Task statement:
Make an exact copy of the lines below.

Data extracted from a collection
__________
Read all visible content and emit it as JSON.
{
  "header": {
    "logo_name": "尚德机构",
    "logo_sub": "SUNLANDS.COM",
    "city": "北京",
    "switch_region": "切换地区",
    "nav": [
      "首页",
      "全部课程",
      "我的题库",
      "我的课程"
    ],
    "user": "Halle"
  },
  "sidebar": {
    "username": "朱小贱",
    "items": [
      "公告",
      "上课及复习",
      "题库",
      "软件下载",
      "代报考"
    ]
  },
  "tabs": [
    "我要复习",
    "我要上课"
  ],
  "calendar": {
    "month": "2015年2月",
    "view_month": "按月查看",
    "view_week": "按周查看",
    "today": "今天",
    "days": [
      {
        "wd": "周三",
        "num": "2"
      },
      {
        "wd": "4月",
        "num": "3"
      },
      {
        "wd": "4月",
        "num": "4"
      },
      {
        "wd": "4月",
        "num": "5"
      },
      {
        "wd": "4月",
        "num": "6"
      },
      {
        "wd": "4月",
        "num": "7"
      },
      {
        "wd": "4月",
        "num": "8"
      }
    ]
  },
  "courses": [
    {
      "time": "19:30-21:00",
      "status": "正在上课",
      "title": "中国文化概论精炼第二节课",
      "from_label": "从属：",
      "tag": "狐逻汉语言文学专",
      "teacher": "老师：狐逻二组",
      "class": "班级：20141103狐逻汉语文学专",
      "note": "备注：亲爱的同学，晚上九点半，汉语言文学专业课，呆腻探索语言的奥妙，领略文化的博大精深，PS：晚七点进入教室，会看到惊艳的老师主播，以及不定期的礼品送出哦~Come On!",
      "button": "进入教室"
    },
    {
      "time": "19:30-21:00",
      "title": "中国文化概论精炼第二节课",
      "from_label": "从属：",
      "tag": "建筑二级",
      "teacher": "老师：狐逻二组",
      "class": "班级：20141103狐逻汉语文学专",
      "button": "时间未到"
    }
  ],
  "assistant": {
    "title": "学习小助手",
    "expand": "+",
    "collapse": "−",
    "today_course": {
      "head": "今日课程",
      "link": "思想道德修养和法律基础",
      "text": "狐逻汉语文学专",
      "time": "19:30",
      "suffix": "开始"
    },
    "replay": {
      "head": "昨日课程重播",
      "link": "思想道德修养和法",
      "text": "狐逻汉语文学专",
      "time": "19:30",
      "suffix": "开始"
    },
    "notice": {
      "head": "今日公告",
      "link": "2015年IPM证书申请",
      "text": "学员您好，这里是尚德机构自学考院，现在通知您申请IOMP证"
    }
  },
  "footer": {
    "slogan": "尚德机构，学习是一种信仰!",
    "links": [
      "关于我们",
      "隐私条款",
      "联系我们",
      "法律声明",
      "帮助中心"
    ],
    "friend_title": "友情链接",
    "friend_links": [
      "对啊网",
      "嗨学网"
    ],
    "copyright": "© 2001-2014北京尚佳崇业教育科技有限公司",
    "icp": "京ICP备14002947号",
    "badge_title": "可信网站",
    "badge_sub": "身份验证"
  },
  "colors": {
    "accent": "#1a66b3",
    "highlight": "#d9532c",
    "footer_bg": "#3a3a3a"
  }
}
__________
Response box:
Read all visible content and emit it as JSON.
{
  "header": {
    "logo_name": "尚德机构",
    "logo_sub": "SUNLANDS.COM",
    "city": "北京",
    "switch_region": "切换地区",
    "nav": [
      "首页",
      "全部课程",
      "我的题库",
      "我的课程"
    ],
    "user": "Halle"
  },
  "sidebar": {
    "username": "朱小贱",
    "items": [
      "公告",
      "上课及复习",
      "题库",
      "软件下载",
      "代报考"
    ]
  },
  "tabs": [
    "我要复习",
    "我要上课"
  ],
  "calendar": {
    "month": "2015年2月",
    "view_month": "按月查看",
    "view_week": "按周查看",
    "today": "今天",
    "days": [
      {
        "wd": "周三",
        "num": "2"
      },
      {
        "wd": "4月",
        "num": "3"
      },
      {
        "wd": "4月",
        "num": "4"
      },
      {
        "wd": "4月",
        "num": "5"
      },
      {
        "wd": "4月",
        "num": "6"
      },
      {
        "wd": "4月",
        "num": "7"
      },
      {
        "wd": "4月",
        "num": "8"
      }
    ]
  },
  "courses": [
    {
      "time": "19:30-21:00",
      "status": "正在上课",
      "title": "中国文化概论精炼第二节课",
      "from_label": "从属：",
      "tag": "狐逻汉语言文学专",
      "teacher": "老师：狐逻二组",
      "class": "班级：20141103狐逻汉语文学专",
      "note": "备注：亲爱的同学，晚上九点半，汉语言文学专业课，呆腻探索语言的奥妙，领略文化的博大精深，PS：晚七点进入教室，会看到惊艳的老师主播，以及不定期的礼品送出哦~Come On!",
      "button": "进入教室"
    },
    {
      "time": "19:30-21:00",
      "title": "中国文化概论精炼第二节课",
      "from_label": "从属：",
      "tag": "建筑二级",
      "teacher": "老师：狐逻二组",
      "class": "班级：20141103狐逻汉语文学专",
      "button": "时间未到"
    }
  ],
  "assistant": {
    "title": "学习小助手",
    "expand": "+",
    "collapse": "−",
    "today_course": {
      "head": "今日课程",
      "link": "思想道德修养和法律基础",
      "text": "狐逻汉语文学专",
      "time": "19:30",
      "suffix": "开始"
    },
    "replay": {
      "head": "昨日课程重播",
      "link": "思想道德修养和法",
      "text": "狐逻汉语文学专",
      "time": "19:30",
      "suffix": "开始"
    },
    "notice": {
      "head": "今日公告",
      "link": "2015年IPM证书申请",
      "text": "学员您好，这里是尚德机构自学考院，现在通知您申请IOMP证"
    }
  },
  "footer": {
    "slogan": "尚德机构，学习是一种信仰!",
    "links": [
      "关于我们",
      "隐私条款",
      "联系我们",
      "法律声明",
      "帮助中心"
    ],
    "friend_title": "友情链接",
    "friend_links": [
      "对啊网",
      "嗨学网"
    ],
    "copyright": "© 2001-2014北京尚佳崇业教育科技有限公司",
    "icp": "京ICP备14002947号",
    "badge_title": "可信网站",
    "badge_sub": "身份验证"
  },
  "colors": {
    "accent": "#1a66b3",
    "highlight": "#d9532c",
    "footer_bg": "#3a3a3a"
  }
}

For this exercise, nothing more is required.